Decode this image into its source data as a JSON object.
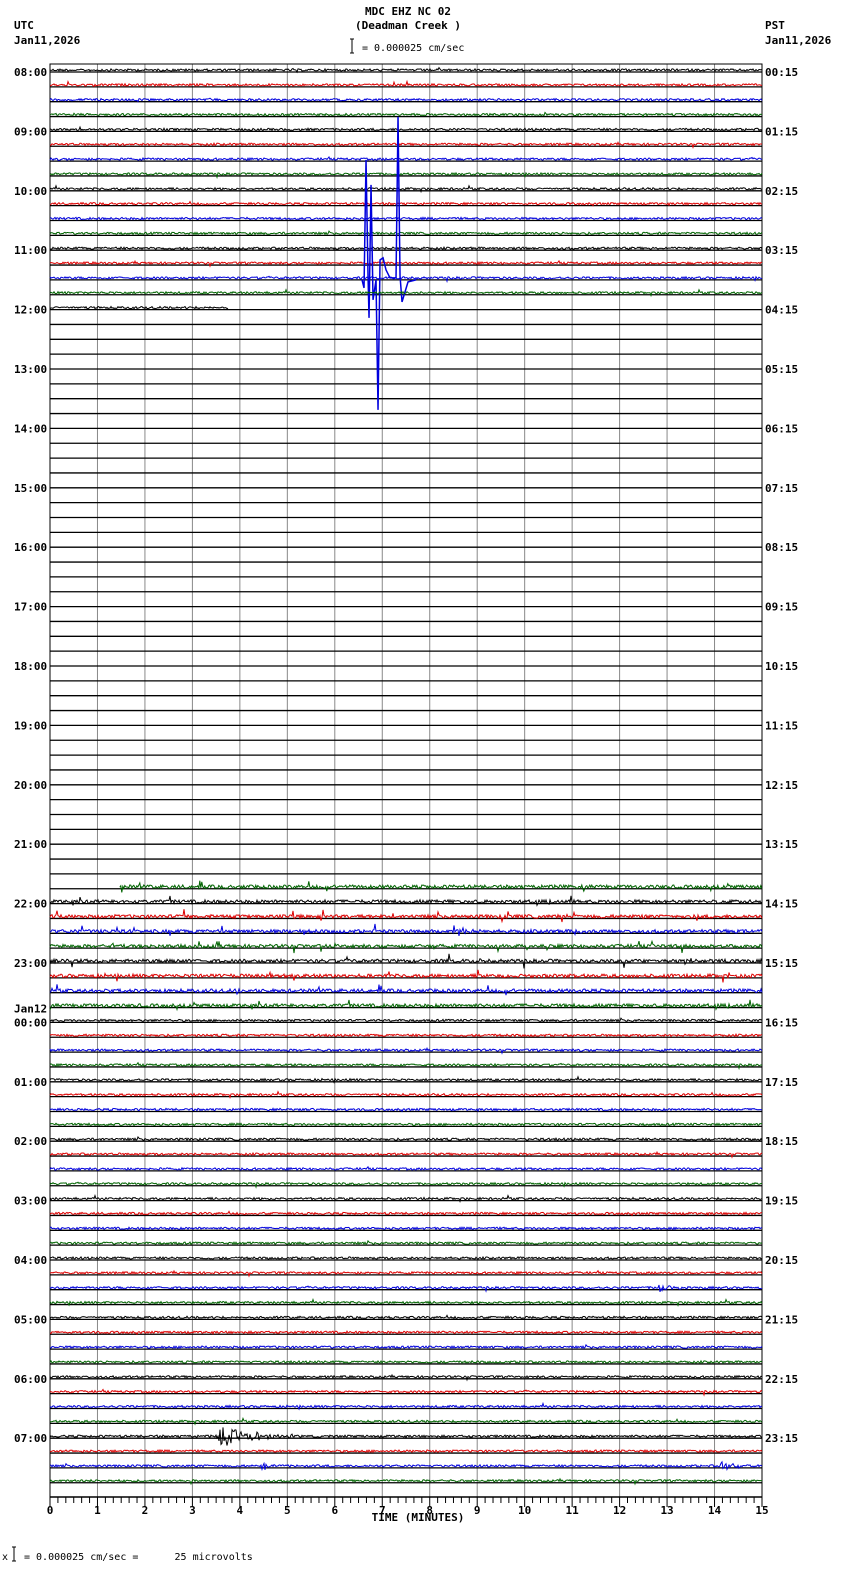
{
  "header": {
    "title": "MDC EHZ NC 02",
    "subtitle": "(Deadman Creek )",
    "scale": "= 0.000025 cm/sec",
    "left_tz": "UTC",
    "left_date": "Jan11,2026",
    "right_tz": "PST",
    "right_date": "Jan11,2026",
    "date_change": "Jan12"
  },
  "footer": {
    "scale_note": "= 0.000025 cm/sec =      25 microvolts",
    "mark": "x"
  },
  "chart_data": {
    "type": "line",
    "title": "MDC EHZ NC 02 (Deadman Creek )",
    "xlabel": "TIME (MINUTES)",
    "xlim": [
      0,
      15
    ],
    "x_ticks": [
      "0",
      "1",
      "2",
      "3",
      "4",
      "5",
      "6",
      "7",
      "8",
      "9",
      "10",
      "11",
      "12",
      "13",
      "14",
      "15"
    ],
    "traces_per_hour": 4,
    "trace_colors": [
      "#000000",
      "#dd0000",
      "#0000dd",
      "#006400"
    ],
    "grid": true,
    "left_labels": [
      "08:00",
      "09:00",
      "10:00",
      "11:00",
      "12:00",
      "13:00",
      "14:00",
      "15:00",
      "16:00",
      "17:00",
      "18:00",
      "19:00",
      "20:00",
      "21:00",
      "22:00",
      "23:00",
      "00:00",
      "01:00",
      "02:00",
      "03:00",
      "04:00",
      "05:00",
      "06:00",
      "07:00"
    ],
    "right_labels": [
      "00:15",
      "01:15",
      "02:15",
      "03:15",
      "04:15",
      "05:15",
      "06:15",
      "07:15",
      "08:15",
      "09:15",
      "10:15",
      "11:15",
      "12:15",
      "13:15",
      "14:15",
      "15:15",
      "16:15",
      "17:15",
      "18:15",
      "19:15",
      "20:15",
      "21:15",
      "22:15",
      "23:15"
    ],
    "data_gap": {
      "from_row": 16,
      "from_minute": 3.75,
      "to_row": 55,
      "to_minute": 1.47
    },
    "events": [
      {
        "row": 14,
        "minute": 6.7,
        "amplitude": 8,
        "type": "teleseism"
      },
      {
        "row": 58,
        "minute": 8.5,
        "amplitude": 0.6,
        "type": "burst"
      },
      {
        "row": 82,
        "minute": 12.8,
        "amplitude": 0.6,
        "type": "burst"
      },
      {
        "row": 92,
        "minute": 3.5,
        "amplitude": 1.2,
        "type": "local"
      },
      {
        "row": 94,
        "minute": 14.1,
        "amplitude": 0.6,
        "type": "burst"
      },
      {
        "row": 94,
        "minute": 4.45,
        "amplitude": 0.4,
        "type": "burst"
      }
    ]
  }
}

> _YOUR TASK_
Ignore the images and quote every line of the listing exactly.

> _REPLY_
Decode this image into its source data as a JSON object.
{
  "header": {
    "title": "MDC EHZ NC 02",
    "subtitle": "(Deadman Creek )",
    "scale": "= 0.000025 cm/sec",
    "left_tz": "UTC",
    "left_date": "Jan11,2026",
    "right_tz": "PST",
    "right_date": "Jan11,2026",
    "date_change": "Jan12"
  },
  "footer": {
    "scale_note": "= 0.000025 cm/sec =      25 microvolts",
    "mark": "x"
  },
  "chart_data": {
    "type": "line",
    "title": "MDC EHZ NC 02 (Deadman Creek )",
    "xlabel": "TIME (MINUTES)",
    "xlim": [
      0,
      15
    ],
    "x_ticks": [
      "0",
      "1",
      "2",
      "3",
      "4",
      "5",
      "6",
      "7",
      "8",
      "9",
      "10",
      "11",
      "12",
      "13",
      "14",
      "15"
    ],
    "traces_per_hour": 4,
    "trace_colors": [
      "#000000",
      "#dd0000",
      "#0000dd",
      "#006400"
    ],
    "grid": true,
    "left_labels": [
      "08:00",
      "09:00",
      "10:00",
      "11:00",
      "12:00",
      "13:00",
      "14:00",
      "15:00",
      "16:00",
      "17:00",
      "18:00",
      "19:00",
      "20:00",
      "21:00",
      "22:00",
      "23:00",
      "00:00",
      "01:00",
      "02:00",
      "03:00",
      "04:00",
      "05:00",
      "06:00",
      "07:00"
    ],
    "right_labels": [
      "00:15",
      "01:15",
      "02:15",
      "03:15",
      "04:15",
      "05:15",
      "06:15",
      "07:15",
      "08:15",
      "09:15",
      "10:15",
      "11:15",
      "12:15",
      "13:15",
      "14:15",
      "15:15",
      "16:15",
      "17:15",
      "18:15",
      "19:15",
      "20:15",
      "21:15",
      "22:15",
      "23:15"
    ],
    "data_gap": {
      "from_row": 16,
      "from_minute": 3.75,
      "to_row": 55,
      "to_minute": 1.47
    },
    "events": [
      {
        "row": 14,
        "minute": 6.7,
        "amplitude": 8,
        "type": "teleseism"
      },
      {
        "row": 58,
        "minute": 8.5,
        "amplitude": 0.6,
        "type": "burst"
      },
      {
        "row": 82,
        "minute": 12.8,
        "amplitude": 0.6,
        "type": "burst"
      },
      {
        "row": 92,
        "minute": 3.5,
        "amplitude": 1.2,
        "type": "local"
      },
      {
        "row": 94,
        "minute": 14.1,
        "amplitude": 0.6,
        "type": "burst"
      },
      {
        "row": 94,
        "minute": 4.45,
        "amplitude": 0.4,
        "type": "burst"
      }
    ]
  }
}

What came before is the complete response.